Initially, Dangerfield was moved to the bench because Reeve and her staff wanting some sort of offensive spark on the second unit. Dangerfield has done just that and has played well in her new role. She’s often been on the floor late in games regardless, as she would have been as the starting point guard.
Part of Dangerfield’s move to the bench was her up-and-down start to her sophomore season and the fact that Reeve might be more comfortable with Clarendon in the starting spot as floor general. But we will still see a large amount of Dangerfield in the rotation, just not a starter.
Injuries have been an ongoing issue for Minnesota since training camp when the Lynx found out rookie Rennia Davis would be out for an extended period of time while dealing with a stress fracture in her left foot. Since that point, injuries have continued to pop up, most recently with two-thirds of the free-agent trio Minnesota signed this offseason.
Going into the final game of the first half of the season on July 11, three Lynx players joined Davis on the last injury report reported by the team, that being Dangerfield (shoulder), Natalie Achonwa (right MCL sprain), and Powers (right UCL tear).
I think Dangerfield’s injury is the least serious of the three, and she should be ready to go for the start of the second half, barring a setback. Achonwa is planning on playing in the Olympics for Canada after missing time to conclude the first half. Assuming everything goes well in the Olympics, she should be ready for the home stretch of the year as well.
The Powers injury is a bit more serious. This is due to the fact that Powers had to have surgery on her thumb shortly after injuring it. A specific timetable for her return hasn’t been announced by the team, but she should be able to return at some point in the second half of the year even if she does remain out when play resumes on Aug. 15 for the home stretch of the season.
The Lynx hope this month-long break will not only allow players the chance to rest up in general, but also get healthy so the team is finally at full strength to try and make a deep run in the postseason.
Brian Brunner: Will Maya Moore become Hall of Fame eligible for next year’s class?
Maya Moore has been in the national spotlight lately, mainly for her work away from basketball. It’s been noted how impressive her life has been both on the court and off, but the future of her career on the floor is still uncertain. Moore still hasn’t made any official decision as to what her playing career will look like and if she wants to return to the Lynx or the WNBA in general.
With that said, because Moore hasn’t officially retired yet, she is still not eligible for the Hall of Fame. According to The Naismith Memorial Basketball Hall of Fame, a player must be fully retired for four full seasons in order to become eligible. The player would then be considered for enshrinement in the fifth year of retirement.

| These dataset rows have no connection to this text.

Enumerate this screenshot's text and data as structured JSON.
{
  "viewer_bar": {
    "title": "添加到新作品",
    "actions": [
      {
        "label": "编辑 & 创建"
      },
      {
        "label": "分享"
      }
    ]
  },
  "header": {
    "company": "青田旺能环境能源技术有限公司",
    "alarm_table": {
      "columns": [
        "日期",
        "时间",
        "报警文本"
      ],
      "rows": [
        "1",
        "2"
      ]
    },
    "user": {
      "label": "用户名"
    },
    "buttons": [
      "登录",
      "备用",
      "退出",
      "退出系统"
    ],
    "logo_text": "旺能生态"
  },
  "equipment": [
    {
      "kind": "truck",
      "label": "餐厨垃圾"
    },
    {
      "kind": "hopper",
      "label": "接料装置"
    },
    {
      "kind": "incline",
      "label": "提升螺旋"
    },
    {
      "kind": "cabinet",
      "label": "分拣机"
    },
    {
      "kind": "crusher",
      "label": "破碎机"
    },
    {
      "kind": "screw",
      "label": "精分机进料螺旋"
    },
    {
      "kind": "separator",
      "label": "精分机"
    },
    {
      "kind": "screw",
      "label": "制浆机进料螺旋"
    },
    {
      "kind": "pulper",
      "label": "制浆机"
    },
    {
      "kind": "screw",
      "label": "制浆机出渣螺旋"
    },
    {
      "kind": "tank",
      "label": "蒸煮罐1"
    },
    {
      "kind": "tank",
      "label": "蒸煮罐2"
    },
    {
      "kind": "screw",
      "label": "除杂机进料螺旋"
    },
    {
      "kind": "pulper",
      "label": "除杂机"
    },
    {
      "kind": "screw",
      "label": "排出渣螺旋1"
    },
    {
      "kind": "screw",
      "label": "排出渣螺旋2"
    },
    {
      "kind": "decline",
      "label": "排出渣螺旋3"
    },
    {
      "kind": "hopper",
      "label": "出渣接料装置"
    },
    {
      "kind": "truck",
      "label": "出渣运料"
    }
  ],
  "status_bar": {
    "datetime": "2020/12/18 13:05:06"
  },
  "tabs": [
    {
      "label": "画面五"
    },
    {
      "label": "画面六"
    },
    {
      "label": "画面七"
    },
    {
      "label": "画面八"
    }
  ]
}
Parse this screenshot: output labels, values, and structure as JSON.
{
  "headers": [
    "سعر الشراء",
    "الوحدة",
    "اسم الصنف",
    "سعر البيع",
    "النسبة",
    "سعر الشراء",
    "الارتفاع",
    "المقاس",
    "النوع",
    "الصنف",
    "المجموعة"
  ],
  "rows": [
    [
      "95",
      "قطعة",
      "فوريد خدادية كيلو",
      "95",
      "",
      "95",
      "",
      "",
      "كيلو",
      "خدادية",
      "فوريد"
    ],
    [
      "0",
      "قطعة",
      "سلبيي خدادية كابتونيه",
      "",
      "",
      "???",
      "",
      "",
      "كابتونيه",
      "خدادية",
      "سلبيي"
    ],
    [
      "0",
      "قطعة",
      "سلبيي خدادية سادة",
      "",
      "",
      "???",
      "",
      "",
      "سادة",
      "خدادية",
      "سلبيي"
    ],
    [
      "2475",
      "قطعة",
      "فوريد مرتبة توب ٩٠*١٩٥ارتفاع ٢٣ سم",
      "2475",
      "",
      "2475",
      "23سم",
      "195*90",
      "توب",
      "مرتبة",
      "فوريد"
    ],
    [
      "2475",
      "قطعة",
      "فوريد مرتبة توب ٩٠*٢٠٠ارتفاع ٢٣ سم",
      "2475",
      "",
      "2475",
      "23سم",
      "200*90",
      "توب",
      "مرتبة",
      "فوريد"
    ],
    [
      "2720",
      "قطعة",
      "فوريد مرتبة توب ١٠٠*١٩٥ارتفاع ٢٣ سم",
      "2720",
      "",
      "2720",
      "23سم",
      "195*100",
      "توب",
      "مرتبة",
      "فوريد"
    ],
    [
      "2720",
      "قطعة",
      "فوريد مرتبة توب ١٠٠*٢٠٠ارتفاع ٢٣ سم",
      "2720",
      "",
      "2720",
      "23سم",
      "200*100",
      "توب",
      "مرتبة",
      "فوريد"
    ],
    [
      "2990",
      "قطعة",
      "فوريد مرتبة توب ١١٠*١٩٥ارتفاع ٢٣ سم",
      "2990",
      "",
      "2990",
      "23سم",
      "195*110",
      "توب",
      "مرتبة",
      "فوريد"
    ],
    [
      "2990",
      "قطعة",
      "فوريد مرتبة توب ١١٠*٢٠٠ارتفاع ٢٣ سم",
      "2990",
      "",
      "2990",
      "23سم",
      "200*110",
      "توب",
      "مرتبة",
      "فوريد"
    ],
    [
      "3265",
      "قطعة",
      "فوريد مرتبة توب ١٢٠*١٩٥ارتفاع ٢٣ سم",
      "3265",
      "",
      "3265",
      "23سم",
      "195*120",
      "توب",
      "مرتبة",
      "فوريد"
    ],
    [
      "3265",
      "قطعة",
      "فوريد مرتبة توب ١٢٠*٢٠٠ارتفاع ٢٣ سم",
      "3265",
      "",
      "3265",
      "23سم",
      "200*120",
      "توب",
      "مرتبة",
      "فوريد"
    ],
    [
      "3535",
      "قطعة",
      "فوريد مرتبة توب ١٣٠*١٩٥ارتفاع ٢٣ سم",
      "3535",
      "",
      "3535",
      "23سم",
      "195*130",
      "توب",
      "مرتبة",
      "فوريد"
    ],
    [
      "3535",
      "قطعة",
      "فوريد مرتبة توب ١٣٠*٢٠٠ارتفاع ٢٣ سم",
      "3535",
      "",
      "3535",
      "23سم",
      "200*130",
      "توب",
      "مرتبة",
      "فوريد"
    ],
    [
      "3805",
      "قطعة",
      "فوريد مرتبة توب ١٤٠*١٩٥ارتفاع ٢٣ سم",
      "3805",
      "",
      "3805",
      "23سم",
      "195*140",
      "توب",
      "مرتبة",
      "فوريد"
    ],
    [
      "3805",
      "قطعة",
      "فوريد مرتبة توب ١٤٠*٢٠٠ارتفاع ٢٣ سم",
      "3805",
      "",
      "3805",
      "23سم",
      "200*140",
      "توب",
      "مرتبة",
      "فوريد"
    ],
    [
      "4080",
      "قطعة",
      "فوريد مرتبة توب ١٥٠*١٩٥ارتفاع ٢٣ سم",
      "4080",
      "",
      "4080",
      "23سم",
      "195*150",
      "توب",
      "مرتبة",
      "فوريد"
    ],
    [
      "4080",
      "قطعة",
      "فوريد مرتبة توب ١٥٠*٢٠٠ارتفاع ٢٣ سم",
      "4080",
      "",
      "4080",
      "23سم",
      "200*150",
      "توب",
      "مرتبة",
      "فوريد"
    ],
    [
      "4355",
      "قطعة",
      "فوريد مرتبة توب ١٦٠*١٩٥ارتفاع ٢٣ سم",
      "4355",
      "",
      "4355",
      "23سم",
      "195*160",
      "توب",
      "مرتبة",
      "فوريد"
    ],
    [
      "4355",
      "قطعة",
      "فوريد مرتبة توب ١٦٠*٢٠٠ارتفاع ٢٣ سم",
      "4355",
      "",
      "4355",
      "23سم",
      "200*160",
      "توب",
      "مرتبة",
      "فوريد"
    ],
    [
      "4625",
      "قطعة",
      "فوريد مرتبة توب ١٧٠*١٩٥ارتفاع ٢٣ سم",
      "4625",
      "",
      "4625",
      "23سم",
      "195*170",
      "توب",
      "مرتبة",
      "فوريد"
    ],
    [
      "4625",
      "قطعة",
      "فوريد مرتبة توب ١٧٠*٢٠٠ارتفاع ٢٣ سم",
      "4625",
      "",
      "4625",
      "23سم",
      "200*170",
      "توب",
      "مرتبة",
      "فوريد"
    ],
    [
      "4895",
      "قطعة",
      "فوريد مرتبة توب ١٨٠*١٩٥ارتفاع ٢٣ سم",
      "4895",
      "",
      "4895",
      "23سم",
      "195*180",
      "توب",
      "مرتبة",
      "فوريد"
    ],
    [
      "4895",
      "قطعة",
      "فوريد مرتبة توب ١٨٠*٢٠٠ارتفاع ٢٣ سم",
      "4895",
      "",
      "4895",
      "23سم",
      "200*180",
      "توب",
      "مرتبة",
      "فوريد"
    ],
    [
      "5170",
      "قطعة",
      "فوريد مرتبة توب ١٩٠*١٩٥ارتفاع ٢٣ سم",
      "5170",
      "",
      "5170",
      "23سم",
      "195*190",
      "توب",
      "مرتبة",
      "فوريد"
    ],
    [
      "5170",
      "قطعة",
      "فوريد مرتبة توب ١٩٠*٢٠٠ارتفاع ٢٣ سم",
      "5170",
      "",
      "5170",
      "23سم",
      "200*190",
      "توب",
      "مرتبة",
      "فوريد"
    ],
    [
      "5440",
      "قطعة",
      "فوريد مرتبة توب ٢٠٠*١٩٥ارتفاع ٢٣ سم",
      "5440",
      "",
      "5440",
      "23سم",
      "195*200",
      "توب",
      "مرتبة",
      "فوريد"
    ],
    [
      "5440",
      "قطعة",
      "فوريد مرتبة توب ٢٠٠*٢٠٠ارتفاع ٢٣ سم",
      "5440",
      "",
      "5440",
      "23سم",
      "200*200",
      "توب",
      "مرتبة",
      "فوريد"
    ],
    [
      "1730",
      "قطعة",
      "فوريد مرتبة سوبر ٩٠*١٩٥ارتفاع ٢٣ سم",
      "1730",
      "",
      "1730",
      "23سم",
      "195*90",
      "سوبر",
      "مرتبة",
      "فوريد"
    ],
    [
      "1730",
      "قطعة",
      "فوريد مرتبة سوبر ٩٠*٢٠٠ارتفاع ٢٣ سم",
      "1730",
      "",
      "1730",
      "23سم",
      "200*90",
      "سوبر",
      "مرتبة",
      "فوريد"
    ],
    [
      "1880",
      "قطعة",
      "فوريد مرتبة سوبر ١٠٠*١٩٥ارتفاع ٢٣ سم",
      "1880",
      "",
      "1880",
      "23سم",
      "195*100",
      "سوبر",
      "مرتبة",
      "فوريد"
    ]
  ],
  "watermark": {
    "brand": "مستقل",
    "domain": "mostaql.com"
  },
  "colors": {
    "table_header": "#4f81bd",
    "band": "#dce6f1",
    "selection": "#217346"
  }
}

Since Moore hasn’t retired, that clock hasn’t started yet for her to become eligible for potential enshrinement into the Hall of Fame. If or when she does announce an official retirement from the WNBA, Moore would have to wait five years to have her name appear on a ballot to be considered to join an exclusive group of basketball legends.
One of the best to ever lace them up while already having put together an impressive career, Moore will likely find herself in the Hall of Fame at some point. As far as when, well, that’s up to her and when she wants to officially call it a career.
That will do it for this midseason edition of the Lynx mailbag. As entertaining as the first half of the WNBA season has been, the second half of the year will likely be as entertaining or more approaching the playoffs.
As always, thanks for reading and stay tuned here at Zone Coverage for continued coverage throughout the rest of the 2021 season.